Social Inclusion, containing concrete, practicable approaches
to solving problems existing in the sphere of educational — Youth and social workers: these should develop a stronger
attainment and school attendance of children and young connection with schools in order to look after children and
people from a migrant background; young people from families with a migrant background who
are also socio-economically disadvantaged.

64. also believes that the Commission must subsequently


make the compendium available to the competent national,
regional and local authorities; such a compendium could 65. points to the increasing importance of e-learning, which
contain tried-and-tested approaches relating to the following is independent of time and space, offers new language learning
areas: opportunities and provides the opportunity to get to know
people and cultures from very distant places; calls on the
Commission to identify ways in which e-learning methods
can be used to integrate children and young people from a
— Children: earliest possible inclusion in early learning migrant background;
activities with comprehensive promotion of language skills
and diagnosis of language problems, adapted to individual
needs, as well participation in speech therapy programmes if
necessary. 66. attaches great importance to cooperation with inter­
national organisations (OECD, UNESCO) and calls for
synergies to be strengthened in this sphere, especially with the
— Children and young people: language support measures Council of Europe;
during compulsory schooling at all levels of school, if
necessary providing temporary language classes for
children and young people with serious deficits in the
language of instruction until they have caught up; setting The role of Directive 77/486/EEC on the education of the
up of networks of unpaid assistants to support children and children of migrant workers
young people in school and training situations.
67. notes that the scope of Directive 77/486/EEC on the
education of the children of migrant workers is limited to EU
— Parents: provision of systematic and targeted information citizens and that according to the European Commission its
about the opportunities of the education system through implementation to date has been patchy;
C 120/40 EN Official Journal of the European Union 28.5.2009
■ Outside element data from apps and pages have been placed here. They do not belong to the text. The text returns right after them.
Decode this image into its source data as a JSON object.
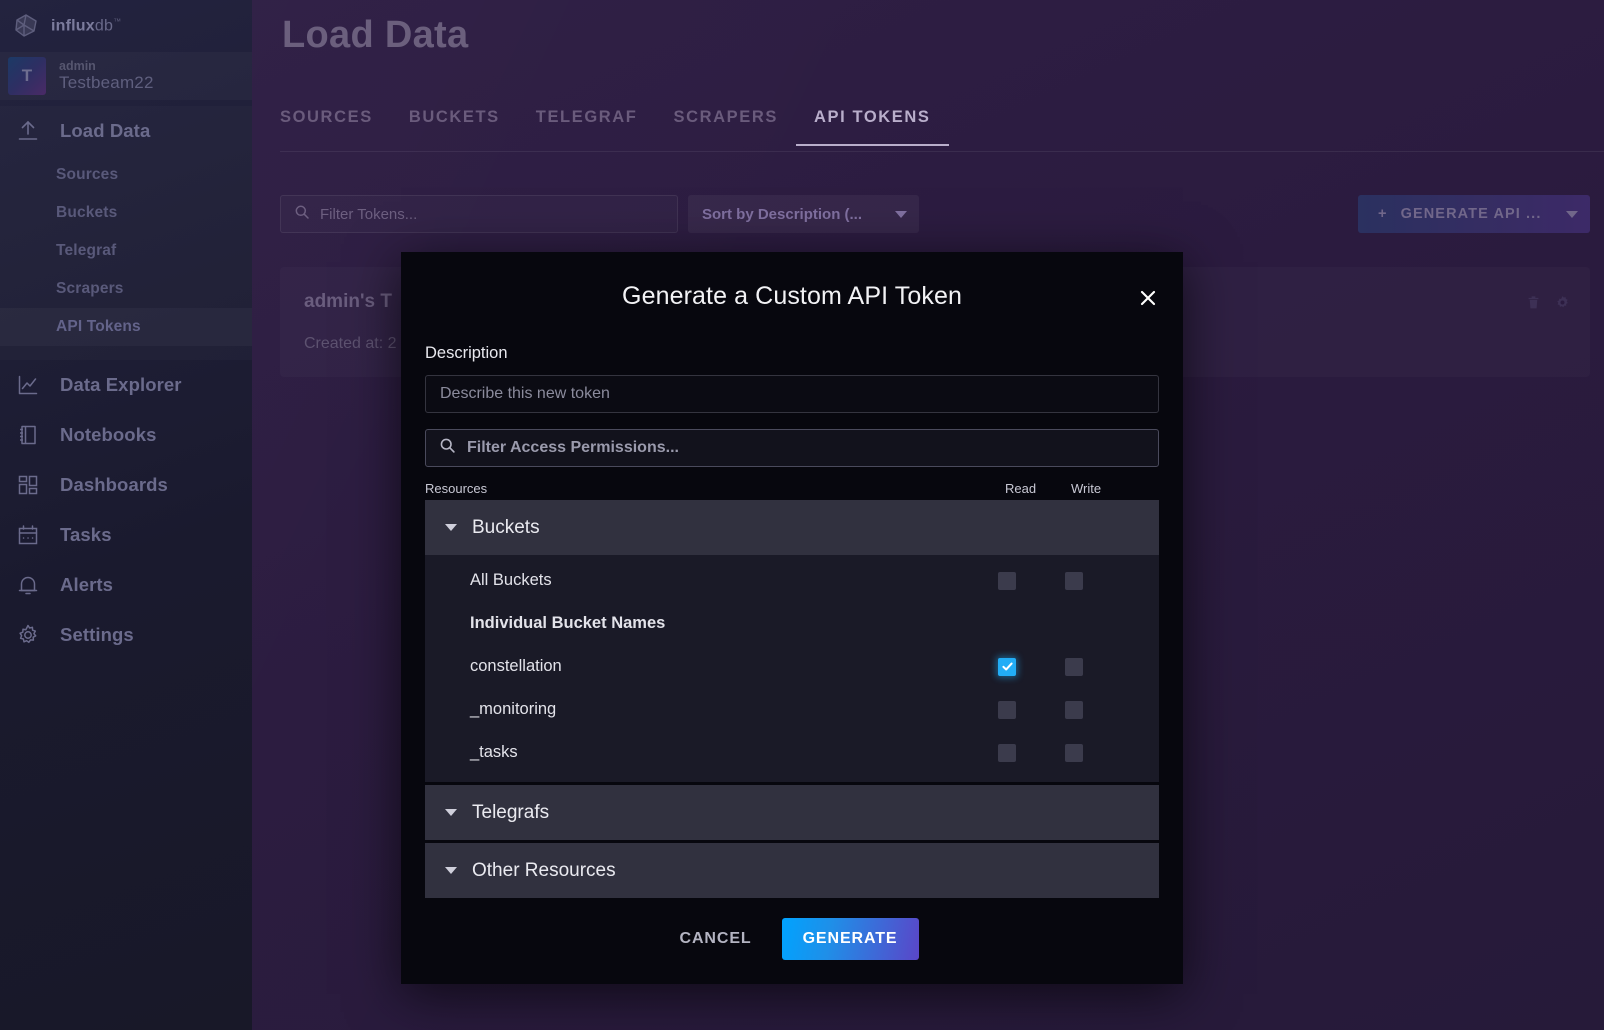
{
  "sidebar": {
    "logo_text_bold": "influx",
    "logo_text_rest": "db",
    "logo_tm": "™",
    "org": {
      "avatar_letter": "T",
      "user": "admin",
      "name": "Testbeam22"
    },
    "primary": {
      "label": "Load Data",
      "icon": "upload-icon"
    },
    "sub_items": [
      {
        "label": "Sources"
      },
      {
        "label": "Buckets"
      },
      {
        "label": "Telegraf"
      },
      {
        "label": "Scrapers"
      },
      {
        "label": "API Tokens"
      }
    ],
    "active_sub": "API Tokens",
    "items": [
      {
        "label": "Data Explorer",
        "icon": "line-chart-icon"
      },
      {
        "label": "Notebooks",
        "icon": "notebook-icon"
      },
      {
        "label": "Dashboards",
        "icon": "dashboard-grid-icon"
      },
      {
        "label": "Tasks",
        "icon": "calendar-icon"
      },
      {
        "label": "Alerts",
        "icon": "bell-icon"
      },
      {
        "label": "Settings",
        "icon": "gear-icon"
      }
    ]
  },
  "page": {
    "title": "Load Data",
    "tabs": [
      {
        "label": "SOURCES",
        "active": false
      },
      {
        "label": "BUCKETS",
        "active": false
      },
      {
        "label": "TELEGRAF",
        "active": false
      },
      {
        "label": "SCRAPERS",
        "active": false
      },
      {
        "label": "API TOKENS",
        "active": true
      }
    ],
    "filter_placeholder": "Filter Tokens...",
    "sort_label": "Sort by Description (...",
    "generate_button": "GENERATE API ...",
    "generate_button_plus": "+",
    "token_card": {
      "title": "admin's T",
      "subtitle": "Created at: 2",
      "delete_icon": "trash-icon",
      "settings_icon": "gear-icon"
    }
  },
  "modal": {
    "title": "Generate a Custom API Token",
    "close_icon": "close-icon",
    "description_label": "Description",
    "description_value": "",
    "description_placeholder": "Describe this new token",
    "permissions_search_placeholder": "Filter Access Permissions...",
    "permissions_search_icon": "search-icon",
    "columns": {
      "resources": "Resources",
      "read": "Read",
      "write": "Write"
    },
    "sections": [
      {
        "label": "Buckets",
        "expanded": true,
        "rows": [
          {
            "label": "All Buckets",
            "type": "item",
            "read": false,
            "write": false
          },
          {
            "label": "Individual Bucket Names",
            "type": "header"
          },
          {
            "label": "constellation",
            "type": "item",
            "read": true,
            "write": false
          },
          {
            "label": "_monitoring",
            "type": "item",
            "read": false,
            "write": false
          },
          {
            "label": "_tasks",
            "type": "item",
            "read": false,
            "write": false
          }
        ]
      },
      {
        "label": "Telegrafs",
        "expanded": false,
        "rows": []
      },
      {
        "label": "Other Resources",
        "expanded": false,
        "rows": []
      }
    ],
    "cancel_label": "CANCEL",
    "generate_label": "GENERATE"
  },
  "colors": {
    "accent_blue": "#22adf6",
    "modal_bg": "#07070e",
    "section_header_bg": "#31313f",
    "main_bg": "#2b1b3f"
  }
}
68. notes that the Directive does not apply to third-country 69. notes that in its Green Paper the European Commission
nationals and that the possibility exists for the Member States to shows considerable doubts as to the appropriateness of main­
manage certain issues that they consider to be particularly taining the Directive;
important with regard to integrating children and young
people from a migrant background via bilateral agreements
with other Member States or with third countries, and 70. in these circumstances, recommends to the European
considers these factors to be important signs that neither the Commission, the European Parliament and the European
content of the Directive nor the instrument itself provide a Economic and Social Committee that Directive 77/486/EEC
convincing solution to trends in the current situation of on the education of the children of migrant workers be
migration in Europe; repealed.

Brussels, 13 February 2009.

The President
of the Committee of the Regions
Luc VAN DEN BRANDE